> _Recorded data_
[Start of section]

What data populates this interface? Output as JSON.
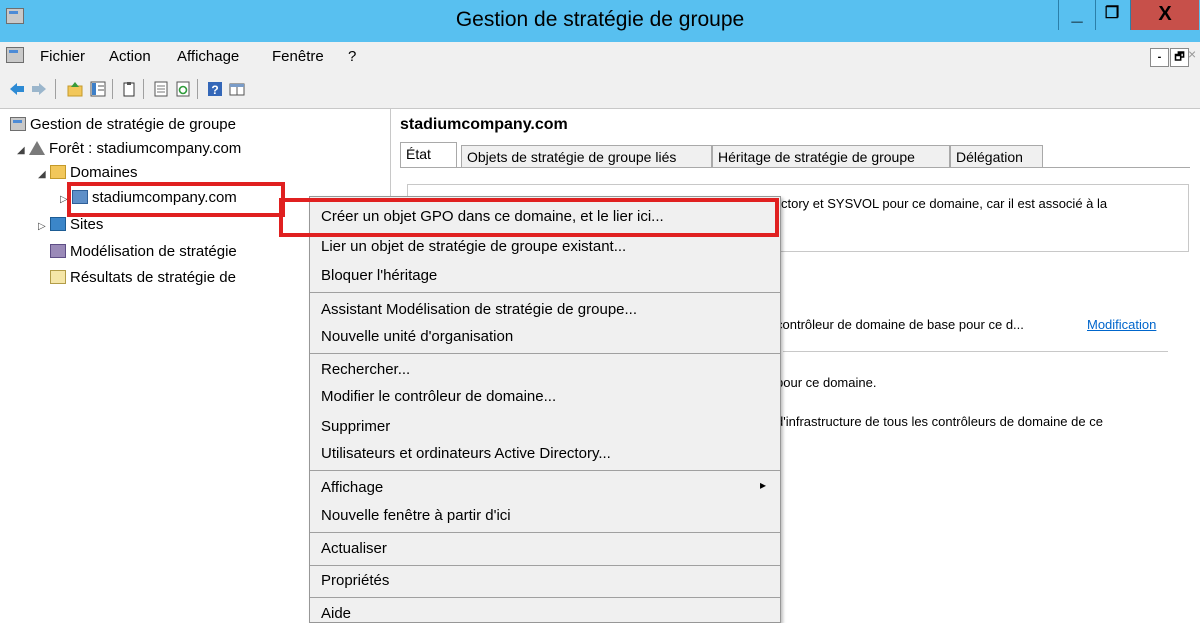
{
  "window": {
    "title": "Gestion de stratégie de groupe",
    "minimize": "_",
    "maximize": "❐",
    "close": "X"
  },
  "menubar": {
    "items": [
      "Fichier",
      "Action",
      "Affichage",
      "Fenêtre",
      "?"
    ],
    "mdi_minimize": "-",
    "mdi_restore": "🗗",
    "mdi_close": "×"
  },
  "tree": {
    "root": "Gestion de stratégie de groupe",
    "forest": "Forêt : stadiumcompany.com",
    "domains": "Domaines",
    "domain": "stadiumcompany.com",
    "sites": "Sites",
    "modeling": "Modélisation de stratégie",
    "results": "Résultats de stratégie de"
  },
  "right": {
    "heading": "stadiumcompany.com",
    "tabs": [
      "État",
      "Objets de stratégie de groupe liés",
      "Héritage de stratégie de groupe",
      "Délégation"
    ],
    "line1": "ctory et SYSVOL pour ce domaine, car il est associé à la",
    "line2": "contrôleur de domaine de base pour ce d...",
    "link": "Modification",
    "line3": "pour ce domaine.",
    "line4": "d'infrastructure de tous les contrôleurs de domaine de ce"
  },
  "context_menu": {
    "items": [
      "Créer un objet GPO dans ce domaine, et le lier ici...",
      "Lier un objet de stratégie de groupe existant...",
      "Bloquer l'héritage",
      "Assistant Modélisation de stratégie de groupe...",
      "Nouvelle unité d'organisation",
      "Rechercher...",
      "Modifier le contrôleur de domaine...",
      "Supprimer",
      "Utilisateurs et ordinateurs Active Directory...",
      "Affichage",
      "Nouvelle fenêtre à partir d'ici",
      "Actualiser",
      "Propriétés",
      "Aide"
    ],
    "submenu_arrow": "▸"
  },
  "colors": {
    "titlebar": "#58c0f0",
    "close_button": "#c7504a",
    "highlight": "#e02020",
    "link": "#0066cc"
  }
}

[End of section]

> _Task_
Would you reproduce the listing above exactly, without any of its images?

> _Answer area_
What data populates this interface? Output as JSON.
{
  "window": {
    "title": "Gestion de stratégie de groupe",
    "minimize": "_",
    "maximize": "❐",
    "close": "X"
  },
  "menubar": {
    "items": [
      "Fichier",
      "Action",
      "Affichage",
      "Fenêtre",
      "?"
    ],
    "mdi_minimize": "-",
    "mdi_restore": "🗗",
    "mdi_close": "×"
  },
  "tree": {
    "root": "Gestion de stratégie de groupe",
    "forest": "Forêt : stadiumcompany.com",
    "domains": "Domaines",
    "domain": "stadiumcompany.com",
    "sites": "Sites",
    "modeling": "Modélisation de stratégie",
    "results": "Résultats de stratégie de"
  },
  "right": {
    "heading": "stadiumcompany.com",
    "tabs": [
      "État",
      "Objets de stratégie de groupe liés",
      "Héritage de stratégie de groupe",
      "Délégation"
    ],
    "line1": "ctory et SYSVOL pour ce domaine, car il est associé à la",
    "line2": "contrôleur de domaine de base pour ce d...",
    "link": "Modification",
    "line3": "pour ce domaine.",
    "line4": "d'infrastructure de tous les contrôleurs de domaine de ce"
  },
  "context_menu": {
    "items": [
      "Créer un objet GPO dans ce domaine, et le lier ici...",
      "Lier un objet de stratégie de groupe existant...",
      "Bloquer l'héritage",
      "Assistant Modélisation de stratégie de groupe...",
      "Nouvelle unité d'organisation",
      "Rechercher...",
      "Modifier le contrôleur de domaine...",
      "Supprimer",
      "Utilisateurs et ordinateurs Active Directory...",
      "Affichage",
      "Nouvelle fenêtre à partir d'ici",
      "Actualiser",
      "Propriétés",
      "Aide"
    ],
    "submenu_arrow": "▸"
  },
  "colors": {
    "titlebar": "#58c0f0",
    "close_button": "#c7504a",
    "highlight": "#e02020",
    "link": "#0066cc"
  }
}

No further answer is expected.